Brad recommends that you should be more aware of the muscle soreness if it starts impairing your technique or altering the way that you move. This can lead to other problems.

“If the soreness is sustained, recurs after every session, or causes pain beyond feeling tightness or stiffness, it’s possible the correct muscles aren’t working well. Or, these muscles need some extra work and strengthening,” says Brad.

If you feel sudden, sharp or long-lasting pain you should visit your GP.

Muscle soreness is normal

There are actions you can take to relieve your sore muscles, but there isn’t much you can do to prevent it from happening.

It’s normal to feel a bit sore when you introduce new physical activity into your routine or increase the intensity of your workout. One way to think about it is that sore muscles are a sign that your body is becoming stronger. 

Just remember – if you have any concerns about muscle pain, visit your GP.

Related:

Brad McIntosh is a highly-trained and well-regarded physiotherapist with a particular clinical and research interest in knee rehabilitation. 

Reviewed by the healthylife Advisory Panel June 2021

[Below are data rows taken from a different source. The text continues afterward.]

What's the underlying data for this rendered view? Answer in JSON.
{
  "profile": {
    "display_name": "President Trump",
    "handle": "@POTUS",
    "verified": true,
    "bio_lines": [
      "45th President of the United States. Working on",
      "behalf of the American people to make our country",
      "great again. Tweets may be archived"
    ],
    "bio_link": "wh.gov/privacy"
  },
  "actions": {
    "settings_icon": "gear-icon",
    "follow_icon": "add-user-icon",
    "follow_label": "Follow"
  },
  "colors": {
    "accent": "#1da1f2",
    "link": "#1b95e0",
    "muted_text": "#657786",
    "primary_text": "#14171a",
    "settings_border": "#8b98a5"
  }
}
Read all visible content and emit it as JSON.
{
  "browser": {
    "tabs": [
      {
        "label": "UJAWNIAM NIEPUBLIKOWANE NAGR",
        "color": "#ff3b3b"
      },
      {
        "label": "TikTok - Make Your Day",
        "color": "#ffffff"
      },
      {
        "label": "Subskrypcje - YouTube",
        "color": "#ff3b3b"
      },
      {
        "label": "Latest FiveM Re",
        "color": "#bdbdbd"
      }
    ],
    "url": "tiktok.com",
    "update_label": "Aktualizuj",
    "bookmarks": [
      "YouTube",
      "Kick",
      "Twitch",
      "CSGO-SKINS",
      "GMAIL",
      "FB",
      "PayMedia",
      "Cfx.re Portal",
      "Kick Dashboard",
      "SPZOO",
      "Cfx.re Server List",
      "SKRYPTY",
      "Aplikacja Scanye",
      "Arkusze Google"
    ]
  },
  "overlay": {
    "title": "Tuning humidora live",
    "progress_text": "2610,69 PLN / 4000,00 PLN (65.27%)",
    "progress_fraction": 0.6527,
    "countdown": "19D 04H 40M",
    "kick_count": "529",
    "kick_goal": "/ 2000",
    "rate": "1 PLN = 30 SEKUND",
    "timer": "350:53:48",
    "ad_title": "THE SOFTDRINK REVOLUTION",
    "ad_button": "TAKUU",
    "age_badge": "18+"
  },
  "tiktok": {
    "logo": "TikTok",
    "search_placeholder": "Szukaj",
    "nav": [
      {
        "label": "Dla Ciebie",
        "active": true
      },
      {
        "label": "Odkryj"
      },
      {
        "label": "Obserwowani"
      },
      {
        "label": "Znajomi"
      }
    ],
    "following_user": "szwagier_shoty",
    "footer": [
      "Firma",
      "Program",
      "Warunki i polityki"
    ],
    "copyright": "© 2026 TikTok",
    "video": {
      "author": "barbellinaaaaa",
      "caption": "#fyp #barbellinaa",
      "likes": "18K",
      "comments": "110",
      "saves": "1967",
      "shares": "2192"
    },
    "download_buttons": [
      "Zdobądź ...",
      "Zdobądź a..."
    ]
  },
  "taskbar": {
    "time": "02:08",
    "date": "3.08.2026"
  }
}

This article is for informational purposes only and does not provide medical advice, diagnosis, or treatment. Any information published on this website or by this brand is not intended as a substitute for medical advice. If you have any concerns or questions about your health you should consult with a health professional.